“The residents and students have been working every single weekend for a little bit more than a year so they could get the language that was needed to be included in this book so we could have a model for how to transform something that looks like (this) into something beautiful and doing it the right way by including the residents and including the neighbors,” Acuña said in her presentation to the parks board.
While some enjoy hiking the trail in its current wild state, steep drop-offs to the creek and eroded riverbanks have prevented neighbors from enjoying it the way they used to. The parcel used to be lined with houses that backed up to the creek, but after the area was hit by a flood, the houses were bought out and removed. Nonetheless, the area has a rich history and holds memories, especially for older residents, that the team worked to honor.
What they have in mind is a beautiful, well-maintained trail with flower gardens, a community garden, rest stops, picnic areas and a play area including swings and volleyball and basketball courts. The trail will also be adorned with murals that tell stories about the community.
“We prioritized culture preservation and conservation, making sure that the culture wasn’t lost in our community,” Acuña said. “We have been losing (our culture) little by little because of gentrification and displacement, but at least in this space, we were able to come together and see what the residents, between the youth and the older adults, highlighted that they wanted to see.”

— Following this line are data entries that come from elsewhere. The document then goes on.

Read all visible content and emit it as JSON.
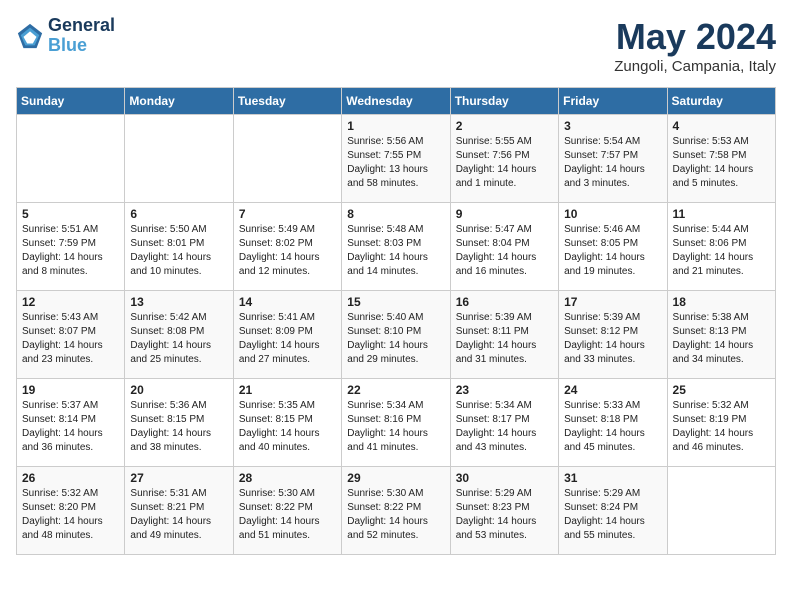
{
  "header": {
    "logo_line1": "General",
    "logo_line2": "Blue",
    "month": "May 2024",
    "location": "Zungoli, Campania, Italy"
  },
  "days_of_week": [
    "Sunday",
    "Monday",
    "Tuesday",
    "Wednesday",
    "Thursday",
    "Friday",
    "Saturday"
  ],
  "weeks": [
    [
      {
        "day": "",
        "content": ""
      },
      {
        "day": "",
        "content": ""
      },
      {
        "day": "",
        "content": ""
      },
      {
        "day": "1",
        "content": "Sunrise: 5:56 AM\nSunset: 7:55 PM\nDaylight: 13 hours\nand 58 minutes."
      },
      {
        "day": "2",
        "content": "Sunrise: 5:55 AM\nSunset: 7:56 PM\nDaylight: 14 hours\nand 1 minute."
      },
      {
        "day": "3",
        "content": "Sunrise: 5:54 AM\nSunset: 7:57 PM\nDaylight: 14 hours\nand 3 minutes."
      },
      {
        "day": "4",
        "content": "Sunrise: 5:53 AM\nSunset: 7:58 PM\nDaylight: 14 hours\nand 5 minutes."
      }
    ],
    [
      {
        "day": "5",
        "content": "Sunrise: 5:51 AM\nSunset: 7:59 PM\nDaylight: 14 hours\nand 8 minutes."
      },
      {
        "day": "6",
        "content": "Sunrise: 5:50 AM\nSunset: 8:01 PM\nDaylight: 14 hours\nand 10 minutes."
      },
      {
        "day": "7",
        "content": "Sunrise: 5:49 AM\nSunset: 8:02 PM\nDaylight: 14 hours\nand 12 minutes."
      },
      {
        "day": "8",
        "content": "Sunrise: 5:48 AM\nSunset: 8:03 PM\nDaylight: 14 hours\nand 14 minutes."
      },
      {
        "day": "9",
        "content": "Sunrise: 5:47 AM\nSunset: 8:04 PM\nDaylight: 14 hours\nand 16 minutes."
      },
      {
        "day": "10",
        "content": "Sunrise: 5:46 AM\nSunset: 8:05 PM\nDaylight: 14 hours\nand 19 minutes."
      },
      {
        "day": "11",
        "content": "Sunrise: 5:44 AM\nSunset: 8:06 PM\nDaylight: 14 hours\nand 21 minutes."
      }
    ],
    [
      {
        "day": "12",
        "content": "Sunrise: 5:43 AM\nSunset: 8:07 PM\nDaylight: 14 hours\nand 23 minutes."
      },
      {
        "day": "13",
        "content": "Sunrise: 5:42 AM\nSunset: 8:08 PM\nDaylight: 14 hours\nand 25 minutes."
      },
      {
        "day": "14",
        "content": "Sunrise: 5:41 AM\nSunset: 8:09 PM\nDaylight: 14 hours\nand 27 minutes."
      },
      {
        "day": "15",
        "content": "Sunrise: 5:40 AM\nSunset: 8:10 PM\nDaylight: 14 hours\nand 29 minutes."
      },
      {
        "day": "16",
        "content": "Sunrise: 5:39 AM\nSunset: 8:11 PM\nDaylight: 14 hours\nand 31 minutes."
      },
      {
        "day": "17",
        "content": "Sunrise: 5:39 AM\nSunset: 8:12 PM\nDaylight: 14 hours\nand 33 minutes."
      },
      {
        "day": "18",
        "content": "Sunrise: 5:38 AM\nSunset: 8:13 PM\nDaylight: 14 hours\nand 34 minutes."
      }
    ],
    [
      {
        "day": "19",
        "content": "Sunrise: 5:37 AM\nSunset: 8:14 PM\nDaylight: 14 hours\nand 36 minutes."
      },
      {
        "day": "20",
        "content": "Sunrise: 5:36 AM\nSunset: 8:15 PM\nDaylight: 14 hours\nand 38 minutes."
      },
      {
        "day": "21",
        "content": "Sunrise: 5:35 AM\nSunset: 8:15 PM\nDaylight: 14 hours\nand 40 minutes."
      },
      {
        "day": "22",
        "content": "Sunrise: 5:34 AM\nSunset: 8:16 PM\nDaylight: 14 hours\nand 41 minutes."
      },
      {
        "day": "23",
        "content": "Sunrise: 5:34 AM\nSunset: 8:17 PM\nDaylight: 14 hours\nand 43 minutes."
      },
      {
        "day": "24",
        "content": "Sunrise: 5:33 AM\nSunset: 8:18 PM\nDaylight: 14 hours\nand 45 minutes."
      },
      {
        "day": "25",
        "content": "Sunrise: 5:32 AM\nSunset: 8:19 PM\nDaylight: 14 hours\nand 46 minutes."
      }
    ],
    [
      {
        "day": "26",
        "content": "Sunrise: 5:32 AM\nSunset: 8:20 PM\nDaylight: 14 hours\nand 48 minutes."
      },
      {
        "day": "27",
        "content": "Sunrise: 5:31 AM\nSunset: 8:21 PM\nDaylight: 14 hours\nand 49 minutes."
      },
      {
        "day": "28",
        "content": "Sunrise: 5:30 AM\nSunset: 8:22 PM\nDaylight: 14 hours\nand 51 minutes."
      },
      {
        "day": "29",
        "content": "Sunrise: 5:30 AM\nSunset: 8:22 PM\nDaylight: 14 hours\nand 52 minutes."
      },
      {
        "day": "30",
        "content": "Sunrise: 5:29 AM\nSunset: 8:23 PM\nDaylight: 14 hours\nand 53 minutes."
      },
      {
        "day": "31",
        "content": "Sunrise: 5:29 AM\nSunset: 8:24 PM\nDaylight: 14 hours\nand 55 minutes."
      },
      {
        "day": "",
        "content": ""
      }
    ]
  ]
}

Now that the community-activated project proposal is complete, the partners will move on to complete the Neighborhood Partnering Program application, which will include an estimate of the budget and zoning and permitting logistics. Then they’ll identify and begin to implement the project’s priorities. If they don’t secure the funding to complete the project in one sweep, they’ll steward their plan over time.
“This means a lot to the neighborhood because we have taken so much of our minds and our souls into this project,” Acuña said. “Dove Springs is an area that has been neglected and all the work the residents took and the students took to make this happen is something that is admirable for it to become a reality.”